Website and app data records
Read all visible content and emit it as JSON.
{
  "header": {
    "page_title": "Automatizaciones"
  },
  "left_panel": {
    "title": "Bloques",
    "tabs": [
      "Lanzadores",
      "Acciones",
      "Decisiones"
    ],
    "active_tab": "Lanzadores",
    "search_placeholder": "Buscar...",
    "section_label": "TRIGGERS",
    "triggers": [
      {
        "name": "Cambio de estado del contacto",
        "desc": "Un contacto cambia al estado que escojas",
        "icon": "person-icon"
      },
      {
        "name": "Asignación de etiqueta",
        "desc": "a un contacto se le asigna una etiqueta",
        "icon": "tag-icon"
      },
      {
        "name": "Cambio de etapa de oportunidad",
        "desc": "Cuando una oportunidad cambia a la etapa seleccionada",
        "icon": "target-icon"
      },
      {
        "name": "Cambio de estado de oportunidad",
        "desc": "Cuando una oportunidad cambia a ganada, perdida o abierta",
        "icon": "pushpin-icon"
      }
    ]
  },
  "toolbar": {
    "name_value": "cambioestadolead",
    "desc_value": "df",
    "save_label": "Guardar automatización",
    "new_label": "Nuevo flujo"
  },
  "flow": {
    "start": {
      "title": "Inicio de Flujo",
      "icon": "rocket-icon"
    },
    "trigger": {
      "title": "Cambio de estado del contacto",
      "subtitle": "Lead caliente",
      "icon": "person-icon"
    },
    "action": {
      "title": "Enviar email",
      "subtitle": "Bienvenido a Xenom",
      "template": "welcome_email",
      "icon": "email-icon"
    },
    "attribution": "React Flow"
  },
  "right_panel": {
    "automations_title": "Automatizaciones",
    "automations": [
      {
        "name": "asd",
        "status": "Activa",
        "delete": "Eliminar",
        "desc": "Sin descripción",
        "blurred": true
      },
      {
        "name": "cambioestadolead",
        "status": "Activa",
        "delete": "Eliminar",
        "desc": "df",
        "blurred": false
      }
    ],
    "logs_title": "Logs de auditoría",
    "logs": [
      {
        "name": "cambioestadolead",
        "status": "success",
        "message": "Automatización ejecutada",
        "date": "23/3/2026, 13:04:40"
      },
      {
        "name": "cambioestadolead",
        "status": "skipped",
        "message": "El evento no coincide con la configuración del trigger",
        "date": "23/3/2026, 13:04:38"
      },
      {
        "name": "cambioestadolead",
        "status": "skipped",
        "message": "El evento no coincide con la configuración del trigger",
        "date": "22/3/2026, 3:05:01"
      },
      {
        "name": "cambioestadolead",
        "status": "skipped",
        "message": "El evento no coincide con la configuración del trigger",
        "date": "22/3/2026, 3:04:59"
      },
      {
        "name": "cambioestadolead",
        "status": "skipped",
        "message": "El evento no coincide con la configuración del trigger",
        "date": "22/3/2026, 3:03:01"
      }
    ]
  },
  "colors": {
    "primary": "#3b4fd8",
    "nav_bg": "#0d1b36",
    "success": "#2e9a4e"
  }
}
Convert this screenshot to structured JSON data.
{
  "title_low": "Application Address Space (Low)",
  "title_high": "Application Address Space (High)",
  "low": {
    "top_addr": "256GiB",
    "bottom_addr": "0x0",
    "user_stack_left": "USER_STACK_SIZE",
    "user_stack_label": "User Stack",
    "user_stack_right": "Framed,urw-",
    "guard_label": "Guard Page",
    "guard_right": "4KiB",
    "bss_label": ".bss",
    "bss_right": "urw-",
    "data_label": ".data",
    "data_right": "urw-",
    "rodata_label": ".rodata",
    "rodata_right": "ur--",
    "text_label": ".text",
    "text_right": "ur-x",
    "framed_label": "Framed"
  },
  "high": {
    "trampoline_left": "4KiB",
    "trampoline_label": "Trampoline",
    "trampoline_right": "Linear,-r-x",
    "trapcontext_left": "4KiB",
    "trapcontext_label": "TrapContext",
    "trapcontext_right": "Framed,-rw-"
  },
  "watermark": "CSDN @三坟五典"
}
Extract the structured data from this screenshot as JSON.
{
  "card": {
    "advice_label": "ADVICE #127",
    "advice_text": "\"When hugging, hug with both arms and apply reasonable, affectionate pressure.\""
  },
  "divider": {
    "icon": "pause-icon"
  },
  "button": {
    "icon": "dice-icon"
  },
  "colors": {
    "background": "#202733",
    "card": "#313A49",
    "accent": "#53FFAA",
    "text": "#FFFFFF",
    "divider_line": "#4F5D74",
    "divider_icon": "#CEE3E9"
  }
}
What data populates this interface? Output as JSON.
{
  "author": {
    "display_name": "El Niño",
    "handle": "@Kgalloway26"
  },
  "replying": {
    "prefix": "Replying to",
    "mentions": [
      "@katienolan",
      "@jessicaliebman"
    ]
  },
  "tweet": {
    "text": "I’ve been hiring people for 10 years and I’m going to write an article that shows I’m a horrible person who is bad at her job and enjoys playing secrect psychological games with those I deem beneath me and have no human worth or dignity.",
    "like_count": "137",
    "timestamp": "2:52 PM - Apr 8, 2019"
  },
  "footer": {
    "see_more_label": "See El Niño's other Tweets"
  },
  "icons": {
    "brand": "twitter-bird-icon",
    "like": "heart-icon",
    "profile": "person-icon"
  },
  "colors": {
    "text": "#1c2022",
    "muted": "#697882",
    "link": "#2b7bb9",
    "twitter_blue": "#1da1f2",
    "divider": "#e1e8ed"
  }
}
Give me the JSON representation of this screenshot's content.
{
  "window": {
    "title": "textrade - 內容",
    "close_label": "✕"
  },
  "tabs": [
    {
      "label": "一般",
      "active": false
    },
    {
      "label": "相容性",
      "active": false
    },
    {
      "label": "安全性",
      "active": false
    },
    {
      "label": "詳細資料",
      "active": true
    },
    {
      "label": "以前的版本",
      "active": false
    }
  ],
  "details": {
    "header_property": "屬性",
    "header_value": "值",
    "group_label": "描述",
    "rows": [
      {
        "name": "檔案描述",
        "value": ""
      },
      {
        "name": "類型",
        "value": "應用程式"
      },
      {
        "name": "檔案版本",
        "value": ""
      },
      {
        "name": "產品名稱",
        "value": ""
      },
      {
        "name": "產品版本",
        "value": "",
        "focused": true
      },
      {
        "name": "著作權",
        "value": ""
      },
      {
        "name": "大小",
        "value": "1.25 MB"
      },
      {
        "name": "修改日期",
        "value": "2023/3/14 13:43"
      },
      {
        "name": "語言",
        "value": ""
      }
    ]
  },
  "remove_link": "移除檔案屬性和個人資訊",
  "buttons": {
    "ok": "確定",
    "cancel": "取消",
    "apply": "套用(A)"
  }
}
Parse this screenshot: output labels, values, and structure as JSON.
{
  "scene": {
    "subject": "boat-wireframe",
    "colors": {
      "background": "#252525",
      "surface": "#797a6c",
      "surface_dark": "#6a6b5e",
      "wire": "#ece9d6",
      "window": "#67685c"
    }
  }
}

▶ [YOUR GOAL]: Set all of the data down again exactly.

▶ [RESULT OF THE EXERCISE]:
Read all visible content and emit it as JSON.
{
  "header": {
    "page_title": "Automatizaciones"
  },
  "left_panel": {
    "title": "Bloques",
    "tabs": [
      "Lanzadores",
      "Acciones",
      "Decisiones"
    ],
    "active_tab": "Lanzadores",
    "search_placeholder": "Buscar...",
    "section_label": "TRIGGERS",
    "triggers": [
      {
        "name": "Cambio de estado del contacto",
        "desc": "Un contacto cambia al estado que escojas",
        "icon": "person-icon"
      },
      {
        "name": "Asignación de etiqueta",
        "desc": "a un contacto se le asigna una etiqueta",
        "icon": "tag-icon"
      },
      {
        "name": "Cambio de etapa de oportunidad",
        "desc": "Cuando una oportunidad cambia a la etapa seleccionada",
        "icon": "target-icon"
      },
      {
        "name": "Cambio de estado de oportunidad",
        "desc": "Cuando una oportunidad cambia a ganada, perdida o abierta",
        "icon": "pushpin-icon"
      }
    ]
  },
  "toolbar": {
    "name_value": "cambioestadolead",
    "desc_value": "df",
    "save_label": "Guardar automatización",
    "new_label": "Nuevo flujo"
  },
  "flow": {
    "start": {
      "title": "Inicio de Flujo",
      "icon": "rocket-icon"
    },
    "trigger": {
      "title": "Cambio de estado del contacto",
      "subtitle": "Lead caliente",
      "icon": "person-icon"
    },
    "action": {
      "title": "Enviar email",
      "subtitle": "Bienvenido a Xenom",
      "template": "welcome_email",
      "icon": "email-icon"
    },
    "attribution": "React Flow"
  },
  "right_panel": {
    "automations_title": "Automatizaciones",
    "automations": [
      {
        "name": "asd",
        "status": "Activa",
        "delete": "Eliminar",
        "desc": "Sin descripción",
        "blurred": true
      },
      {
        "name": "cambioestadolead",
        "status": "Activa",
        "delete": "Eliminar",
        "desc": "df",
        "blurred": false
      }
    ],
    "logs_title": "Logs de auditoría",
    "logs": [
      {
        "name": "cambioestadolead",
        "status": "success",
        "message": "Automatización ejecutada",
        "date": "23/3/2026, 13:04:40"
      },
      {
        "name": "cambioestadolead",
        "status": "skipped",
        "message": "El evento no coincide con la configuración del trigger",
        "date": "23/3/2026, 13:04:38"
      },
      {
        "name": "cambioestadolead",
        "status": "skipped",
        "message": "El evento no coincide con la configuración del trigger",
        "date": "22/3/2026, 3:05:01"
      },
      {
        "name": "cambioestadolead",
        "status": "skipped",
        "message": "El evento no coincide con la configuración del trigger",
        "date": "22/3/2026, 3:04:59"
      },
      {
        "name": "cambioestadolead",
        "status": "skipped",
        "message": "El evento no coincide con la configuración del trigger",
        "date": "22/3/2026, 3:03:01"
      }
    ]
  },
  "colors": {
    "primary": "#3b4fd8",
    "nav_bg": "#0d1b36",
    "success": "#2e9a4e"
  }
}
Convert this screenshot to structured JSON data.
{
  "title_low": "Application Address Space (Low)",
  "title_high": "Application Address Space (High)",
  "low": {
    "top_addr": "256GiB",
    "bottom_addr": "0x0",
    "user_stack_left": "USER_STACK_SIZE",
    "user_stack_label": "User Stack",
    "user_stack_right": "Framed,urw-",
    "guard_label": "Guard Page",
    "guard_right": "4KiB",
    "bss_label": ".bss",
    "bss_right": "urw-",
    "data_label": ".data",
    "data_right": "urw-",
    "rodata_label": ".rodata",
    "rodata_right": "ur--",
    "text_label": ".text",
    "text_right": "ur-x",
    "framed_label": "Framed"
  },
  "high": {
    "trampoline_left": "4KiB",
    "trampoline_label": "Trampoline",
    "trampoline_right": "Linear,-r-x",
    "trapcontext_left": "4KiB",
    "trapcontext_label": "TrapContext",
    "trapcontext_right": "Framed,-rw-"
  },
  "watermark": "CSDN @三坟五典"
}
Extract the structured data from this screenshot as JSON.
{
  "card": {
    "advice_label": "ADVICE #127",
    "advice_text": "\"When hugging, hug with both arms and apply reasonable, affectionate pressure.\""
  },
  "divider": {
    "icon": "pause-icon"
  },
  "button": {
    "icon": "dice-icon"
  },
  "colors": {
    "background": "#202733",
    "card": "#313A49",
    "accent": "#53FFAA",
    "text": "#FFFFFF",
    "divider_line": "#4F5D74",
    "divider_icon": "#CEE3E9"
  }
}
What data populates this interface? Output as JSON.
{
  "author": {
    "display_name": "El Niño",
    "handle": "@Kgalloway26"
  },
  "replying": {
    "prefix": "Replying to",
    "mentions": [
      "@katienolan",
      "@jessicaliebman"
    ]
  },
  "tweet": {
    "text": "I’ve been hiring people for 10 years and I’m going to write an article that shows I’m a horrible person who is bad at her job and enjoys playing secrect psychological games with those I deem beneath me and have no human worth or dignity.",
    "like_count": "137",
    "timestamp": "2:52 PM - Apr 8, 2019"
  },
  "footer": {
    "see_more_label": "See El Niño's other Tweets"
  },
  "icons": {
    "brand": "twitter-bird-icon",
    "like": "heart-icon",
    "profile": "person-icon"
  },
  "colors": {
    "text": "#1c2022",
    "muted": "#697882",
    "link": "#2b7bb9",
    "twitter_blue": "#1da1f2",
    "divider": "#e1e8ed"
  }
}
Give me the JSON representation of this screenshot's content.
{
  "window": {
    "title": "textrade - 內容",
    "close_label": "✕"
  },
  "tabs": [
    {
      "label": "一般",
      "active": false
    },
    {
      "label": "相容性",
      "active": false
    },
    {
      "label": "安全性",
      "active": false
    },
    {
      "label": "詳細資料",
      "active": true
    },
    {
      "label": "以前的版本",
      "active": false
    }
  ],
  "details": {
    "header_property": "屬性",
    "header_value": "值",
    "group_label": "描述",
    "rows": [
      {
        "name": "檔案描述",
        "value": ""
      },
      {
        "name": "類型",
        "value": "應用程式"
      },
      {
        "name": "檔案版本",
        "value": ""
      },
      {
        "name": "產品名稱",
        "value": ""
      },
      {
        "name": "產品版本",
        "value": "",
        "focused": true
      },
      {
        "name": "著作權",
        "value": ""
      },
      {
        "name": "大小",
        "value": "1.25 MB"
      },
      {
        "name": "修改日期",
        "value": "2023/3/14 13:43"
      },
      {
        "name": "語言",
        "value": ""
      }
    ]
  },
  "remove_link": "移除檔案屬性和個人資訊",
  "buttons": {
    "ok": "確定",
    "cancel": "取消",
    "apply": "套用(A)"
  }
}
Parse this screenshot: output labels, values, and structure as JSON.
{
  "scene": {
    "subject": "boat-wireframe",
    "colors": {
      "background": "#252525",
      "surface": "#797a6c",
      "surface_dark": "#6a6b5e",
      "wire": "#ece9d6",
      "window": "#67685c"
    }
  }
}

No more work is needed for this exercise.